Aim of the exercise
For the records below, say how many lines contain the string "screenshot". Give the number only.

(Dataset rows for apps and sites)
+---+
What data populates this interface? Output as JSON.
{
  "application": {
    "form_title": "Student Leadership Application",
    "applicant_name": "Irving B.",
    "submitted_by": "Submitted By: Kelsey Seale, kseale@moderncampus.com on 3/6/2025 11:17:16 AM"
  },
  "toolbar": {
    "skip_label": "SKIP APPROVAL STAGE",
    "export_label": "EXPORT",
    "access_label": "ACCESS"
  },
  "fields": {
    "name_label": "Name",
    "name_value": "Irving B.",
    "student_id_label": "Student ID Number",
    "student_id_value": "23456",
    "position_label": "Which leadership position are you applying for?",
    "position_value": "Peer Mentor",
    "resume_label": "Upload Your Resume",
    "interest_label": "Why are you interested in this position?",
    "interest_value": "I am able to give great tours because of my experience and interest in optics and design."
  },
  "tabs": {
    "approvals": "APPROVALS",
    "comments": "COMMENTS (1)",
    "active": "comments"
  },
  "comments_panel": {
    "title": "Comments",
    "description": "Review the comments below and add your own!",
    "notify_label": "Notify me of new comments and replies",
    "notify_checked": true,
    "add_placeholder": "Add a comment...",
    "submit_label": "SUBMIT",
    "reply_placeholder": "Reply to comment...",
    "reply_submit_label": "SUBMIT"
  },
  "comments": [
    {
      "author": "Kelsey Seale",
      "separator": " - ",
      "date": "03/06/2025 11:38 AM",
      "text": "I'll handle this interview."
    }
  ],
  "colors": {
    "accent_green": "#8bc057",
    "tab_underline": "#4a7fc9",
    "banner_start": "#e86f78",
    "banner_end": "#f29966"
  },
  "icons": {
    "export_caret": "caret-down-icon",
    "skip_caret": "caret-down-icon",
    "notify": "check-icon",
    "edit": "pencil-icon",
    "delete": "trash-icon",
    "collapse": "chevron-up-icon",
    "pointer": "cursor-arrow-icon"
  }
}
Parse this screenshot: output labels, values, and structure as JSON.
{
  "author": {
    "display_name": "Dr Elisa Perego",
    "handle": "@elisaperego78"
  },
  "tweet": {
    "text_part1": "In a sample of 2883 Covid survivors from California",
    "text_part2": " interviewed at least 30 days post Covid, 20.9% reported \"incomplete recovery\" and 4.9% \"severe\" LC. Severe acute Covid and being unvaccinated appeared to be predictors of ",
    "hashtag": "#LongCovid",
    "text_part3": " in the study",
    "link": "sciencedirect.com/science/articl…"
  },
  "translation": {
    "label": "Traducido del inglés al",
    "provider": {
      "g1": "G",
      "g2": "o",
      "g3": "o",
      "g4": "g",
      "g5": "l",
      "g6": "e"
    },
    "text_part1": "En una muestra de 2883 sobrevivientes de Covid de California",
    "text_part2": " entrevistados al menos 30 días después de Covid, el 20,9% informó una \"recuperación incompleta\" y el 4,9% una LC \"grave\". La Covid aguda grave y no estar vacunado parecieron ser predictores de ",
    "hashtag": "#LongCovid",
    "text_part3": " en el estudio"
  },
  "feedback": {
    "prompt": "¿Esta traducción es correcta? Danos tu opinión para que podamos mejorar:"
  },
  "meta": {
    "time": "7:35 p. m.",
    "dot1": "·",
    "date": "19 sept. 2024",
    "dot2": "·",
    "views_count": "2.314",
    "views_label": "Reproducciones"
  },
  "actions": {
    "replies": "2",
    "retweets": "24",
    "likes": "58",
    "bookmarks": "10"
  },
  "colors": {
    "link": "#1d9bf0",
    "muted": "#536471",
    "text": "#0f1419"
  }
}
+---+
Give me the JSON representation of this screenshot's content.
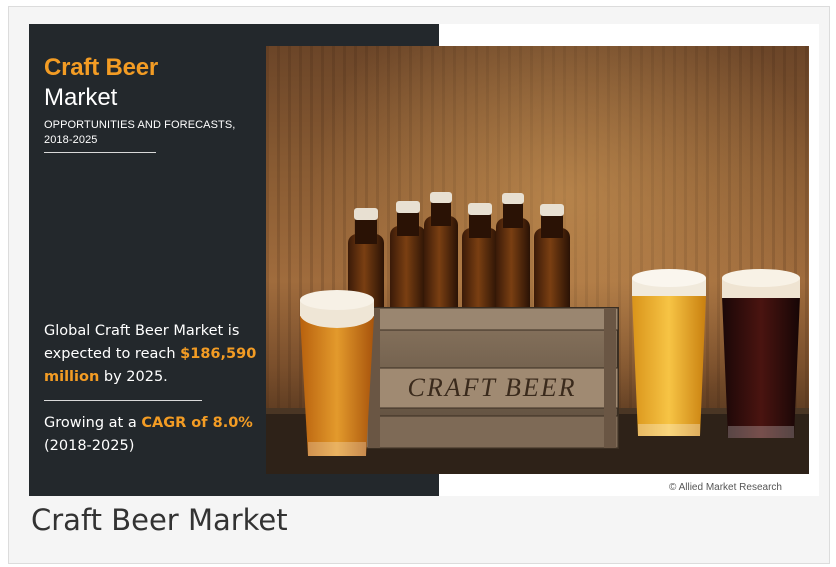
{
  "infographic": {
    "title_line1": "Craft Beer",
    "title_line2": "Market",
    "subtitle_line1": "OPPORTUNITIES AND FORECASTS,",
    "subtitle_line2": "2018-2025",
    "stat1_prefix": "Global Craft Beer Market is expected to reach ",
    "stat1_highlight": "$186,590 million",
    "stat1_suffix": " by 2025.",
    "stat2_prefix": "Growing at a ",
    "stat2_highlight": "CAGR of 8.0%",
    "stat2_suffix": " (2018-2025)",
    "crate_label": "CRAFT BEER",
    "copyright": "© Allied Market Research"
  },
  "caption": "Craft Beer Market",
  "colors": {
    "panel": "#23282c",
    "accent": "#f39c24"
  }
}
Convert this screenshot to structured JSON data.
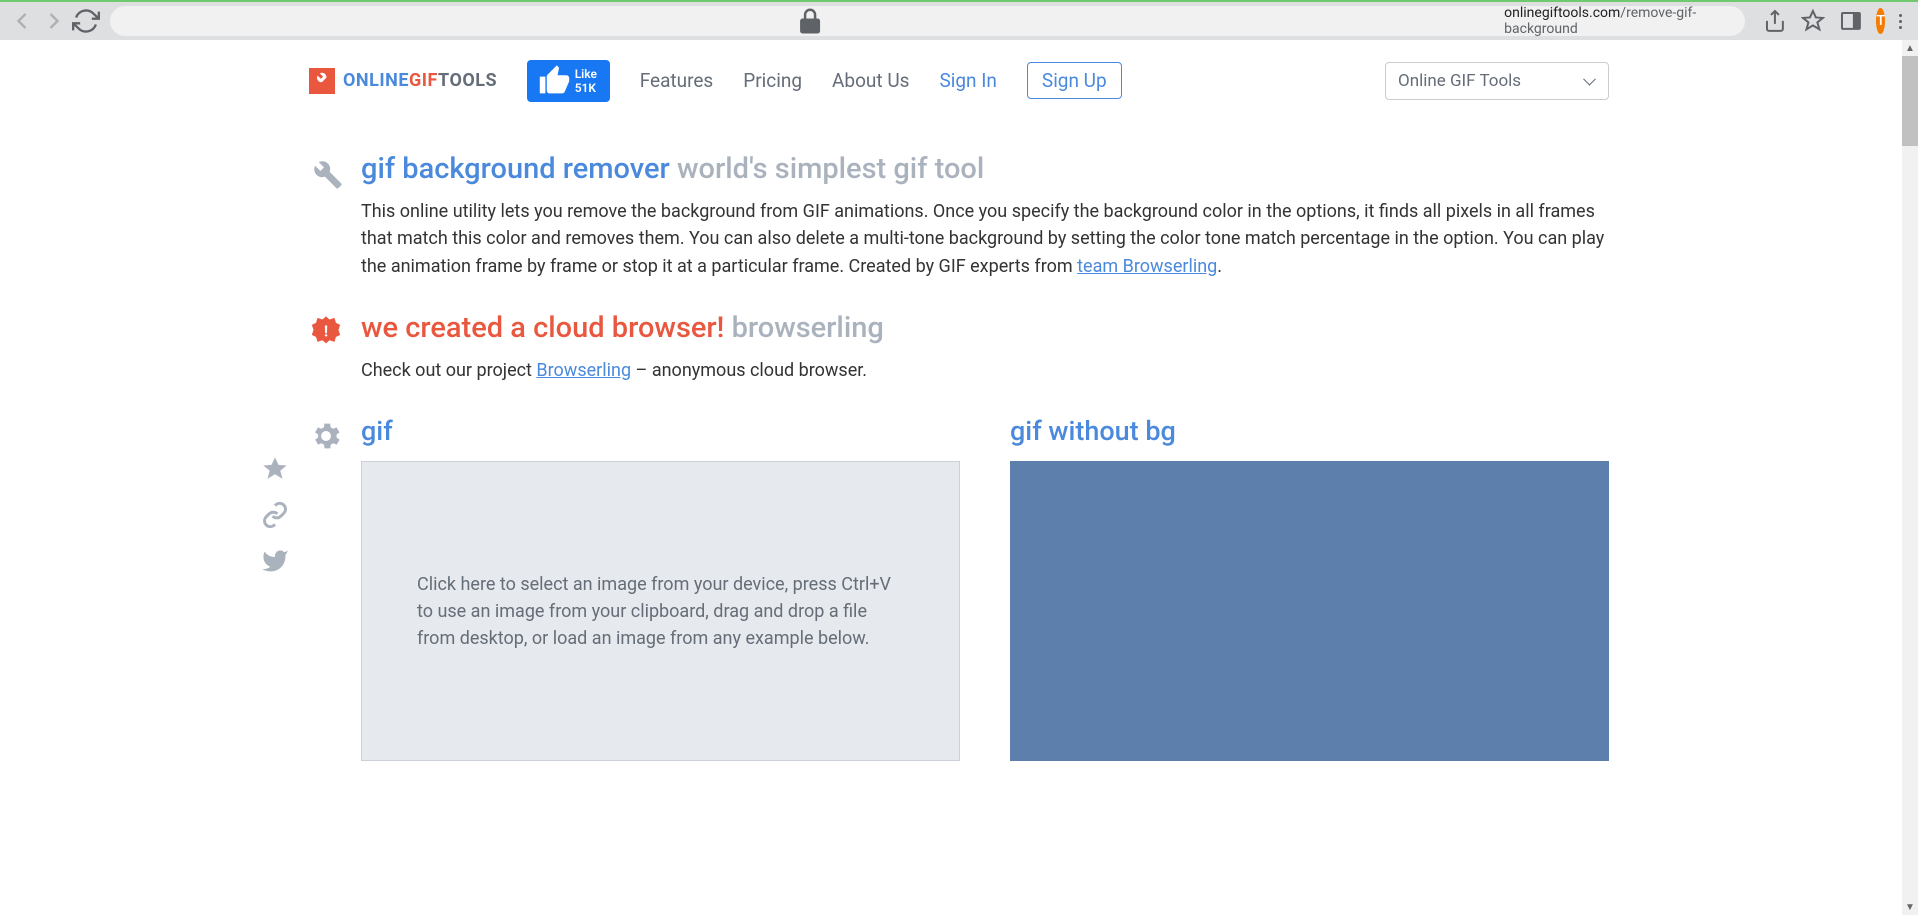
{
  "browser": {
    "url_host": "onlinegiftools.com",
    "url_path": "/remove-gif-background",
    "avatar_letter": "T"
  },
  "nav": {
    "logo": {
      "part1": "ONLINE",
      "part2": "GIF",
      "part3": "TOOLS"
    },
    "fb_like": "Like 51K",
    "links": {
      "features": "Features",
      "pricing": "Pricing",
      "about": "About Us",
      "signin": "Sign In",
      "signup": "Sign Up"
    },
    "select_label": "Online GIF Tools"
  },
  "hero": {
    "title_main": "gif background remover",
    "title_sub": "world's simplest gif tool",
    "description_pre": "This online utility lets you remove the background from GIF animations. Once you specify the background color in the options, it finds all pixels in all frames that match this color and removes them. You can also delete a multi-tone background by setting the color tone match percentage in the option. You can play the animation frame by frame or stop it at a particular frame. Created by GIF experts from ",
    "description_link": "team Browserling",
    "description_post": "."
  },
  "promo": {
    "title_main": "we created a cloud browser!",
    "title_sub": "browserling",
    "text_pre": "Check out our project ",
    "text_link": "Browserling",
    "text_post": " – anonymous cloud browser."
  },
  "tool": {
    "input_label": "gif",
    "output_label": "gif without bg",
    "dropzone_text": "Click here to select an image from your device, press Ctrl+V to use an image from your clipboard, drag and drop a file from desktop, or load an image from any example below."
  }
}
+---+
Solution to this exercise
3